Robert Shearman dials up neighborly antics to an extreme. The story churns along, gaining momentum and weirdness, culminating in a meeting most bizarre. Expect to grin (and maybe grimace) your way through with a hunger to know how this perfect suburban couple falls from grace.
Read it HERE
A Review of Some Cupids Kill With Arrows by Tansy Rayner Roberts at Uncanny Magazine
“So, you must be Hermes,” she accused the next man along the table, another Hollywood–gorgeous slab of everything with white teeth and sculpted muscle, though this one was spiky blond, and ran on sleeker lines than the mighty Hercules.
“Cupid,” said the blond, his forehead creasing slightly. “Why did you think I was Hermes?”
“Wings on your shoes. Cupid would have been my next guess—or Eros. I wasn’t sure if we were including Romans in the mix with the Ancient Greeks.”
“You figured us out fast,” he said, impressed.

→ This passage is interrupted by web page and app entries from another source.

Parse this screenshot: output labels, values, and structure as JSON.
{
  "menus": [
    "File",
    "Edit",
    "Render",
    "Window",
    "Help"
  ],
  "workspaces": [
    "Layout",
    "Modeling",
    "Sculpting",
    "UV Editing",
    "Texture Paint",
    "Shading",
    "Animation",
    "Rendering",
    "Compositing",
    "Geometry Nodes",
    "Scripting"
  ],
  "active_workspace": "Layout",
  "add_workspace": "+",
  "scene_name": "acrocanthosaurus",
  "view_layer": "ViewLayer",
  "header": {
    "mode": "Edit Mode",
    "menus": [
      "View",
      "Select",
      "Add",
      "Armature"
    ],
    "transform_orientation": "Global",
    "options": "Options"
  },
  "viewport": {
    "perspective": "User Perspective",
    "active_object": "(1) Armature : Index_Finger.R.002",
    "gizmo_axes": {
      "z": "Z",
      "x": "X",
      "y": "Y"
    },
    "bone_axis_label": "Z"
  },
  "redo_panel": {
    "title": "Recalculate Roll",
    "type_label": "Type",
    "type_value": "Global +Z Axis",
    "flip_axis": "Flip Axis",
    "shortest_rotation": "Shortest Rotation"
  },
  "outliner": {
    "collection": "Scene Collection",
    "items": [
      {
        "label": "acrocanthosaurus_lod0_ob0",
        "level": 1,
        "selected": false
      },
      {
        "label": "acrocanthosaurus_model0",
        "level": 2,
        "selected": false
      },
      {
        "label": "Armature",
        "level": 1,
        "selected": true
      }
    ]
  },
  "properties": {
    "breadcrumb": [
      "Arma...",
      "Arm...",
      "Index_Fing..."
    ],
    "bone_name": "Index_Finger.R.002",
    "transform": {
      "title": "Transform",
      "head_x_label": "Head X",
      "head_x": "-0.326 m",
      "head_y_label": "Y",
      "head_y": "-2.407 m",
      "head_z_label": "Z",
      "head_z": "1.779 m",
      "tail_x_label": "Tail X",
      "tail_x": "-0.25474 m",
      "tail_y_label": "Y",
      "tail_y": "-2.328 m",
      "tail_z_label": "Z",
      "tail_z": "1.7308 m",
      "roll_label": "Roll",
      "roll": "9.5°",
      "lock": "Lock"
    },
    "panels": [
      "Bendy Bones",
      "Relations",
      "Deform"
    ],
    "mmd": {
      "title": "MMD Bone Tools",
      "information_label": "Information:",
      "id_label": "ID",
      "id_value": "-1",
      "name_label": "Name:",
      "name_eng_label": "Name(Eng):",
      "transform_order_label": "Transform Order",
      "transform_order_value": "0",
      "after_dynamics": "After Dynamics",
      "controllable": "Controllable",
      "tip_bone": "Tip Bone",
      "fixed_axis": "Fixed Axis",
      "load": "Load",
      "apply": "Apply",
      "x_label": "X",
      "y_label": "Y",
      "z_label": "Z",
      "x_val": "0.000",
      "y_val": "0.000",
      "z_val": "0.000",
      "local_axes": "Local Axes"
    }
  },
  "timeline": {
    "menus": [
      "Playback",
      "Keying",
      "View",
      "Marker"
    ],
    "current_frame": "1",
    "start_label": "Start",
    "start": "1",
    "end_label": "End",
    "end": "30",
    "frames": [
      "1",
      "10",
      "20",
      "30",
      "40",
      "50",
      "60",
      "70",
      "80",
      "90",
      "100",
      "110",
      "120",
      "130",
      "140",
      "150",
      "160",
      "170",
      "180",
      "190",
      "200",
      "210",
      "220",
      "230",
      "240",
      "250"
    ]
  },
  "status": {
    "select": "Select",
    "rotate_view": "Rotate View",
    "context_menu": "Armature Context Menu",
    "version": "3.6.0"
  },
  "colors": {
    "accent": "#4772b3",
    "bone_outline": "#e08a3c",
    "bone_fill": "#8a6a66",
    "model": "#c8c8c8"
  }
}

Meg’s Masters in Comparative Mythology was an excellent investment. When speed dating with the gods, it helps to know who you’re talking to. She winds up in cahoots with Cupid to break up her friend Dee and new boyfriend Hercules before the relationship meets a deadly end. A few inconvenient truths later, Meg may be in more than cahoots…
Tansy Rayner Roberts artfully blends pithy humor and snappy sarcasm for this “love” story. It’s absurd, fantastic, clever and just plain funny. I’ll leave you with one more quote:
“I’m sorry,” said Meg. “Was I not giving you enough attention? Is my major life crisis interrupting your boner?”